━━ INFORMATION ━━

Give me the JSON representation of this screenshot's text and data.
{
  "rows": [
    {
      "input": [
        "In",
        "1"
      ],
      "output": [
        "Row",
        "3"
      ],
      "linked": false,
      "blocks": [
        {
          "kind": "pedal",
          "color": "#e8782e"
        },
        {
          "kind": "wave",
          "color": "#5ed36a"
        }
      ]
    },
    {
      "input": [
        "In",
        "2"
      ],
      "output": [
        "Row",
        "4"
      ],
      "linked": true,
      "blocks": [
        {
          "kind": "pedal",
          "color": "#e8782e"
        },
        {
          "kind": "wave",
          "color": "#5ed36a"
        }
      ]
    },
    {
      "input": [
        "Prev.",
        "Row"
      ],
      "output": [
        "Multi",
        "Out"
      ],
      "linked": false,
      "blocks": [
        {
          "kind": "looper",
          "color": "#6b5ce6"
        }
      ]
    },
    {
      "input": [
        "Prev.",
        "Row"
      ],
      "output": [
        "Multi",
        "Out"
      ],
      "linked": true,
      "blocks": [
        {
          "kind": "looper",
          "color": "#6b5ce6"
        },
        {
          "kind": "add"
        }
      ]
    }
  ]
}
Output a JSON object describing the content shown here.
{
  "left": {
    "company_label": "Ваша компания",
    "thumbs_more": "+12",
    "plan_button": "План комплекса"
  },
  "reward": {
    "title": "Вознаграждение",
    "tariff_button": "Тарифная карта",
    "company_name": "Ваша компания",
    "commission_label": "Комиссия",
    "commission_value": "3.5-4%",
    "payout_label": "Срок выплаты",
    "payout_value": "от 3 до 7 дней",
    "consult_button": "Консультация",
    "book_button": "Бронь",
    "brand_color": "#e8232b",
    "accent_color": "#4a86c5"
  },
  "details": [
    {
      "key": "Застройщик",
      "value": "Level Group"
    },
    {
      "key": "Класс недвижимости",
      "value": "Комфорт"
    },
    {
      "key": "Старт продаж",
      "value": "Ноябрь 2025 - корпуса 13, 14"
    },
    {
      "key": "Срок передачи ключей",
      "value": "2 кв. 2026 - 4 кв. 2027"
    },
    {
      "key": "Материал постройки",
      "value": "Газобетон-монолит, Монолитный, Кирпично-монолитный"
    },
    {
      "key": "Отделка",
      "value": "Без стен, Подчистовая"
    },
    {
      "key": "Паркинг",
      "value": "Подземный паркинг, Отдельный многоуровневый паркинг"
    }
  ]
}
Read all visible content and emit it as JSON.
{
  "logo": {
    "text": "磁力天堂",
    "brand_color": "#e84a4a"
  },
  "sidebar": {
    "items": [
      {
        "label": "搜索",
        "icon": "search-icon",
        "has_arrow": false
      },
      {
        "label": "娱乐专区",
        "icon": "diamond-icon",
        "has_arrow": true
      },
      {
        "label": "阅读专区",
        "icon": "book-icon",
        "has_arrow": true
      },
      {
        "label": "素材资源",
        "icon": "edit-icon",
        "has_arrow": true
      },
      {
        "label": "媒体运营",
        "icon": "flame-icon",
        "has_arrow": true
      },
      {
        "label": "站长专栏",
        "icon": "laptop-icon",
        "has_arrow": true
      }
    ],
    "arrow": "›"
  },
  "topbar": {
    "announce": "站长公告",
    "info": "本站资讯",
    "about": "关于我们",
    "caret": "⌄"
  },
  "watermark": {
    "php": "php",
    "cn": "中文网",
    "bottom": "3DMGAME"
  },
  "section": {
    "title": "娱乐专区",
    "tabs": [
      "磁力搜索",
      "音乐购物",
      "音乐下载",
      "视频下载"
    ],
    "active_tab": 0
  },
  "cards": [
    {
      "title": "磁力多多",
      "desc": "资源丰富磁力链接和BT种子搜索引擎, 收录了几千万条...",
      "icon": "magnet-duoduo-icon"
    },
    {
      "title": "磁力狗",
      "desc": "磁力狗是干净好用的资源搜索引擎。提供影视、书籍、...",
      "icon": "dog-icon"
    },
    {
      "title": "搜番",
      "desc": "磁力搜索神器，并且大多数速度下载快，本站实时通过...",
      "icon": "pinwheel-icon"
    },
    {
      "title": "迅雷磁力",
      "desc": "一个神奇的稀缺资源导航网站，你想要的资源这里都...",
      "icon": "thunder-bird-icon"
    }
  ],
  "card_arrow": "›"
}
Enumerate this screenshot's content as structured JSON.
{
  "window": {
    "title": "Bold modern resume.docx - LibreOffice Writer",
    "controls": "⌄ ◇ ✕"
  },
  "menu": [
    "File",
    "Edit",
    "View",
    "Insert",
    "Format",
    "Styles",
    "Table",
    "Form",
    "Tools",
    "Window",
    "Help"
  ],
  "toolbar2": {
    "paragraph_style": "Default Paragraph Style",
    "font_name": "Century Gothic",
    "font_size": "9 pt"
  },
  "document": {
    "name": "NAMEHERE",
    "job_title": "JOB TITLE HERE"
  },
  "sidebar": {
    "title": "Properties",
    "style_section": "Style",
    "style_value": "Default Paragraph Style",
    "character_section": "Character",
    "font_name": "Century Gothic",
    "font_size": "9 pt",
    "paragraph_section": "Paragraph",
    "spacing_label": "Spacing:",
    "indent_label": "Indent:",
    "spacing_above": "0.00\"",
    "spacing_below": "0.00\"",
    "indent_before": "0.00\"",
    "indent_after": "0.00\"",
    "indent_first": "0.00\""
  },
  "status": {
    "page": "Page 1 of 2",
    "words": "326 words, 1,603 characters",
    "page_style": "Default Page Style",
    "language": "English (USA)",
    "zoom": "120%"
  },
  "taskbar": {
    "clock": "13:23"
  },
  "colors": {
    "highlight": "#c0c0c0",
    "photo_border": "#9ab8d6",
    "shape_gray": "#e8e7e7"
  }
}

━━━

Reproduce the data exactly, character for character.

Give me the JSON representation of this screenshot's text and data.
{
  "rows": [
    {
      "input": [
        "In",
        "1"
      ],
      "output": [
        "Row",
        "3"
      ],
      "linked": false,
      "blocks": [
        {
          "kind": "pedal",
          "color": "#e8782e"
        },
        {
          "kind": "wave",
          "color": "#5ed36a"
        }
      ]
    },
    {
      "input": [
        "In",
        "2"
      ],
      "output": [
        "Row",
        "4"
      ],
      "linked": true,
      "blocks": [
        {
          "kind": "pedal",
          "color": "#e8782e"
        },
        {
          "kind": "wave",
          "color": "#5ed36a"
        }
      ]
    },
    {
      "input": [
        "Prev.",
        "Row"
      ],
      "output": [
        "Multi",
        "Out"
      ],
      "linked": false,
      "blocks": [
        {
          "kind": "looper",
          "color": "#6b5ce6"
        }
      ]
    },
    {
      "input": [
        "Prev.",
        "Row"
      ],
      "output": [
        "Multi",
        "Out"
      ],
      "linked": true,
      "blocks": [
        {
          "kind": "looper",
          "color": "#6b5ce6"
        },
        {
          "kind": "add"
        }
      ]
    }
  ]
}
Output a JSON object describing the content shown here.
{
  "left": {
    "company_label": "Ваша компания",
    "thumbs_more": "+12",
    "plan_button": "План комплекса"
  },
  "reward": {
    "title": "Вознаграждение",
    "tariff_button": "Тарифная карта",
    "company_name": "Ваша компания",
    "commission_label": "Комиссия",
    "commission_value": "3.5-4%",
    "payout_label": "Срок выплаты",
    "payout_value": "от 3 до 7 дней",
    "consult_button": "Консультация",
    "book_button": "Бронь",
    "brand_color": "#e8232b",
    "accent_color": "#4a86c5"
  },
  "details": [
    {
      "key": "Застройщик",
      "value": "Level Group"
    },
    {
      "key": "Класс недвижимости",
      "value": "Комфорт"
    },
    {
      "key": "Старт продаж",
      "value": "Ноябрь 2025 - корпуса 13, 14"
    },
    {
      "key": "Срок передачи ключей",
      "value": "2 кв. 2026 - 4 кв. 2027"
    },
    {
      "key": "Материал постройки",
      "value": "Газобетон-монолит, Монолитный, Кирпично-монолитный"
    },
    {
      "key": "Отделка",
      "value": "Без стен, Подчистовая"
    },
    {
      "key": "Паркинг",
      "value": "Подземный паркинг, Отдельный многоуровневый паркинг"
    }
  ]
}
Read all visible content and emit it as JSON.
{
  "logo": {
    "text": "磁力天堂",
    "brand_color": "#e84a4a"
  },
  "sidebar": {
    "items": [
      {
        "label": "搜索",
        "icon": "search-icon",
        "has_arrow": false
      },
      {
        "label": "娱乐专区",
        "icon": "diamond-icon",
        "has_arrow": true
      },
      {
        "label": "阅读专区",
        "icon": "book-icon",
        "has_arrow": true
      },
      {
        "label": "素材资源",
        "icon": "edit-icon",
        "has_arrow": true
      },
      {
        "label": "媒体运营",
        "icon": "flame-icon",
        "has_arrow": true
      },
      {
        "label": "站长专栏",
        "icon": "laptop-icon",
        "has_arrow": true
      }
    ],
    "arrow": "›"
  },
  "topbar": {
    "announce": "站长公告",
    "info": "本站资讯",
    "about": "关于我们",
    "caret": "⌄"
  },
  "watermark": {
    "php": "php",
    "cn": "中文网",
    "bottom": "3DMGAME"
  },
  "section": {
    "title": "娱乐专区",
    "tabs": [
      "磁力搜索",
      "音乐购物",
      "音乐下载",
      "视频下载"
    ],
    "active_tab": 0
  },
  "cards": [
    {
      "title": "磁力多多",
      "desc": "资源丰富磁力链接和BT种子搜索引擎, 收录了几千万条...",
      "icon": "magnet-duoduo-icon"
    },
    {
      "title": "磁力狗",
      "desc": "磁力狗是干净好用的资源搜索引擎。提供影视、书籍、...",
      "icon": "dog-icon"
    },
    {
      "title": "搜番",
      "desc": "磁力搜索神器，并且大多数速度下载快，本站实时通过...",
      "icon": "pinwheel-icon"
    },
    {
      "title": "迅雷磁力",
      "desc": "一个神奇的稀缺资源导航网站，你想要的资源这里都...",
      "icon": "thunder-bird-icon"
    }
  ],
  "card_arrow": "›"
}
Enumerate this screenshot's content as structured JSON.
{
  "window": {
    "title": "Bold modern resume.docx - LibreOffice Writer",
    "controls": "⌄ ◇ ✕"
  },
  "menu": [
    "File",
    "Edit",
    "View",
    "Insert",
    "Format",
    "Styles",
    "Table",
    "Form",
    "Tools",
    "Window",
    "Help"
  ],
  "toolbar2": {
    "paragraph_style": "Default Paragraph Style",
    "font_name": "Century Gothic",
    "font_size": "9 pt"
  },
  "document": {
    "name": "NAMEHERE",
    "job_title": "JOB TITLE HERE"
  },
  "sidebar": {
    "title": "Properties",
    "style_section": "Style",
    "style_value": "Default Paragraph Style",
    "character_section": "Character",
    "font_name": "Century Gothic",
    "font_size": "9 pt",
    "paragraph_section": "Paragraph",
    "spacing_label": "Spacing:",
    "indent_label": "Indent:",
    "spacing_above": "0.00\"",
    "spacing_below": "0.00\"",
    "indent_before": "0.00\"",
    "indent_after": "0.00\"",
    "indent_first": "0.00\""
  },
  "status": {
    "page": "Page 1 of 2",
    "words": "326 words, 1,603 characters",
    "page_style": "Default Page Style",
    "language": "English (USA)",
    "zoom": "120%"
  },
  "taskbar": {
    "clock": "13:23"
  },
  "colors": {
    "highlight": "#c0c0c0",
    "photo_border": "#9ab8d6",
    "shape_gray": "#e8e7e7"
  }
}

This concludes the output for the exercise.